Reconstructing Sociolinguistic Variation in the Russian Language Empire
How do you reconstruct a language that is no longer spoken when there are few documentation records? Lenore Grenoble illustrates how mapping sociolinguistic context plays an important role in this kind of work.
Lenore Grenoble at MultiLing (Photo: UiO)
May 10th, visiting scholar Lenore Grenoble (University of Chicago, USA) held her guest lecture Reconstructing Sociolinguistic Variation in the Russian Language Empire: Multilingualism and Non-standard Russian Contact Varieties, at MultiLing.
Historical reconstruction of a language
Grenoble presents two problems. The first of the two is the need for a social context approach to historical reconstruction of a language. She argues that linguistic research today shows that sociolinguistic variation and language contact is the norm. The goal for a socially anchored approach to historical linguistics, Grenoble argues, is thus to reconstruct not only which features actually existed in a language when it was robustly spoken, but which subsets of the population used it, and its role as social interaction. Secondly, Grenoble illustrates some of the challenges and possibilities in reconstructing the rich variation of multilingual settings from records that do not document it. She uses examples from two contact varieties of Russian, Chinese-Pidgin Russian (CPR) and Odessan Russian (OdR), which both lack solid linguistic documentation.
Chinese-Pidgin Russian and Odessan Russian
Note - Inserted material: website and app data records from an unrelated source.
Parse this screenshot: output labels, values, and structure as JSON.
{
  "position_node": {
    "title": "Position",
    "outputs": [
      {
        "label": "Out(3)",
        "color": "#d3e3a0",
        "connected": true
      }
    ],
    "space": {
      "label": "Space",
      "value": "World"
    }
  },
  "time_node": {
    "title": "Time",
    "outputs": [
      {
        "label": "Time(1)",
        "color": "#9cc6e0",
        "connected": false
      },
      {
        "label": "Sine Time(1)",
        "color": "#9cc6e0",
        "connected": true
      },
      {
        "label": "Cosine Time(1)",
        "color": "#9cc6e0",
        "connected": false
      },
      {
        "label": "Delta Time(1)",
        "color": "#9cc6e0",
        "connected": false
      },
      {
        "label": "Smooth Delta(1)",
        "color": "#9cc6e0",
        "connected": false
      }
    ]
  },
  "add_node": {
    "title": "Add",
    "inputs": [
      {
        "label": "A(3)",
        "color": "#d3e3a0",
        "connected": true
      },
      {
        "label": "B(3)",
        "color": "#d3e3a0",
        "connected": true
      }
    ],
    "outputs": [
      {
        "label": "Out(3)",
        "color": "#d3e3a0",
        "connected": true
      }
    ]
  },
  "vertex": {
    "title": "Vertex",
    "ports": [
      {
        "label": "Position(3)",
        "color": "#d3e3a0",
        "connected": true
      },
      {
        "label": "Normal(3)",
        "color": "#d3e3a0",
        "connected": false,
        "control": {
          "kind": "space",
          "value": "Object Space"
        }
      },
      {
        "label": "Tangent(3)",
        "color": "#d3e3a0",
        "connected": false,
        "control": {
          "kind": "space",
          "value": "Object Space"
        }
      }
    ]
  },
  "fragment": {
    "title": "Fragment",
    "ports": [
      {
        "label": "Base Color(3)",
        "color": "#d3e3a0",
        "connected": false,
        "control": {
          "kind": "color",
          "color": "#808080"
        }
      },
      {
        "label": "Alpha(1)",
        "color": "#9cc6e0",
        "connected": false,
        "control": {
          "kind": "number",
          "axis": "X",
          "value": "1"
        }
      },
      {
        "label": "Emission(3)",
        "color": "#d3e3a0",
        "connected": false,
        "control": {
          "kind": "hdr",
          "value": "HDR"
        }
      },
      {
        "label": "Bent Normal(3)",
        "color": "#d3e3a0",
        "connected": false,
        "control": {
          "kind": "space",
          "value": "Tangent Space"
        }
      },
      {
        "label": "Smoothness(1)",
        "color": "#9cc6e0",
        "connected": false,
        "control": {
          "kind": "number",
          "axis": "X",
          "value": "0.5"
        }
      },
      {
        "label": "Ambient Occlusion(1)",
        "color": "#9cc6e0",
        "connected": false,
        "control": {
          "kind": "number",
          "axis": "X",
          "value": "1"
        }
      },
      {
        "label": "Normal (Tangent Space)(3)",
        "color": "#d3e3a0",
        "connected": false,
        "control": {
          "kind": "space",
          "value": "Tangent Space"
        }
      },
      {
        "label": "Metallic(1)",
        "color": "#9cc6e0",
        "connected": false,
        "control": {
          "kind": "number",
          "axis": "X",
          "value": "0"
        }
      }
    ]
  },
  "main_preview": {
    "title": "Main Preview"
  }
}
CPR emerged in the 18th century from trade contacts on the Chinese-Russian border. OdR is a dialect spoken in Ukraine beginning around 1880 until the 1970s, when most of its speakers emigrated. As a major seaport, Odessa was the hub of social and economic activity and multilingualism: OdR grew out of intensive language contact (it exhibits substrate influences from Yiddish, Ukrainian, and Polish, as well as lexical borrowing from other languages, including French, Greek, and Turkish). Today, a representation of the language appears in film and TV, as well as in social interaction, where it is often used to index a certain type of character. By and large, the dialect is regarded as “low class”. Grenoble tells that it is very clear, when speaking to the informants, that the OdR-dialect invokes a unique association with the city's culture and people. Odessan Russian indexes identity.
Low status and lack of documentation
OdR was most prevalent among Odessan Jews, particularly those living in the poor neighborhood Moldavanka. However, Moldavanka was not just the home of poor Jews, but the poor of every ethnic group in Odessa by the 1880s. In addition to the strong, institutionalized reinforcement of standard Russian, OdR-dialect being regarded as low status might be one of the reasons for the lack of documentation of the language.
Reconstructing a system of social networks
Grenoble asks how we can reconstruct the rich variation of multilingual settings when we have no records to document it? She presents how the patchwork of existing data made it possible to reconstruct a system of social networks. This analysis relies on historical accounts of population dynamics in Odessa, a dictionary documenting Odessan “errors” in spoken Russian, fiction written by Jewish writers in Odessa whose writings (attempt to) mimic speech, and fieldwork with the remaining speakers (now living in Brighton Beach, NY). This shows that it is possible to reconstruct a no longer spoken language even though there are few documenting records.